Key Points about Synovial Sarcoma
- Synovial sarcoma is a soft tissue cancer that can affect the leg, arm or throat.
- Having certain genetic conditions that affect the soft tissue can increase your risk of developing synovial sarcoma.
- Doctors use imaging tests, biopsy and physical exams to diagnose synovial sarcoma.
- Treatment for synovial sarcoma may include surgery, chemotherapy and/or radiation therapy.
Synovial sarcoma is a rare type of soft tissue cancer that typically occurs near large joints – most often the knee – in young adults between 15 and 40. This type of cancer can also affect the arms or throat. Synovial sarcoma makes up 5 to 10 percent of all soft tissue tumors.
Synovial sarcoma causes
Synovial sarcoma is caused when mutations (changes) occur in the cells, and then those cells grow and multiply quickly.
Synovial sarcoma risk factors
The following factors may increase your risk for developing synovial sarcoma:
- Having been exposed to certain carcinogenic (cancer-causing) chemicals
- Having certain inherited genetic conditions, including:
- Li-Fraumeni syndrome
- Neurofibromatosis 1
- Having undergone radiation therapy
Synovial sarcoma symptoms
In its early stages, this type of cancer typically doesn’t cause any symptoms. When they do occur, signs and symptoms of synovial sarcoma can include:
- A lump that can be felt
- An area of swelling
- Pain in the affected area
Synovial sarcoma diagnosis
Your oncologist may use one or more of the following tests to diagnose this condition:
- Physical exam – your doctor will perform a complete physical exam, including asking questions about your health history, symptoms and related risk factors.
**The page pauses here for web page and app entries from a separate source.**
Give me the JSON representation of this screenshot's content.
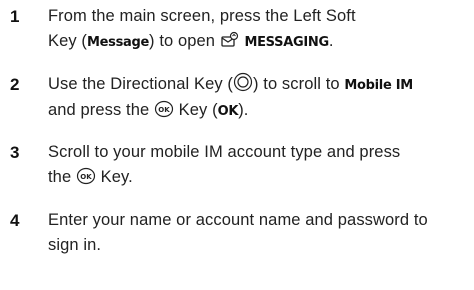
{
  "steps": [
    {
      "number": "1",
      "line1": "From the main screen, press the Left Soft",
      "line2_a": "Key (",
      "soft_key_label": "Message",
      "line2_b": ") to open ",
      "menu_name": "MESSAGING",
      "line2_c": ".",
      "icon": "messaging-icon"
    },
    {
      "number": "2",
      "line1_a": "Use the Directional Key (",
      "line1_b": ") to scroll to ",
      "menu_item": "Mobile IM",
      "line2_a": "and press the ",
      "line2_b": " Key (",
      "ok_label": "OK",
      "line2_c": ").",
      "icons": [
        "directional-key-icon",
        "ok-key-icon"
      ]
    },
    {
      "number": "3",
      "line1": "Scroll to your mobile IM account type and press",
      "line2_a": "the ",
      "line2_b": " Key.",
      "icon": "ok-key-icon"
    },
    {
      "number": "4",
      "line1": "Enter your name or account name and password to",
      "line2": "sign in."
    }
  ]
}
- Biopsy – in this test, your doctor removes a biopsy (small tissue sample) from the area of the suspected cancer. This sample is sent to the laboratory, where a specialist closely checks the biopsy for cancer.
- Computerized tomography (CT) scan – this type of imaging test provides a 3D image of the inside of the body that your doctor can use to determine the size and location of the suspected cancer. Your doctor can also use the CT scan to help determine if the cancer has spread beyond the initial site.
- Magnetic resonance imaging (MRI) – this type of imaging test uses high-powered magnets to create detailed images of the inside of your body. Your doctor can closely examine these images to determine the size and location of the suspected cancer. Your doctor can also use the MRI to help determine if the cancer has spread beyond the initial site.
Synovial sarcoma treatment
Depending on your personal health history, the extent of the synovial sarcoma and other factors, your oncologist may recommend one or more of the following treatment options:
- Surgery – you may need to undergo surgery to remove the cancerous area. Your surgeon will work to preserve as much surrounding healthy tissue as possible.
- Chemotherapy – you may also need to undergo chemotherapy to destroy any cancerous cells that couldn’t be removed surgically. During this treatment, medication is used to destroy cancerous cells. Chemotherapy can be taken via an oral (by mouth) pill or intravenously (through a vein).
- Radiation therapy – this treatment uses high-powered energy beams to destroy cancerous cells. You may need to undergo radiation therapy to destroy any cancerous cells that couldn’t be removed surgically.
When should I seek care?
If you experience any of these symptoms, start by voicing your concerns and symptoms to your primary care provider. From there, your doctor may suggest seeing an oncologist for more specialized treatment.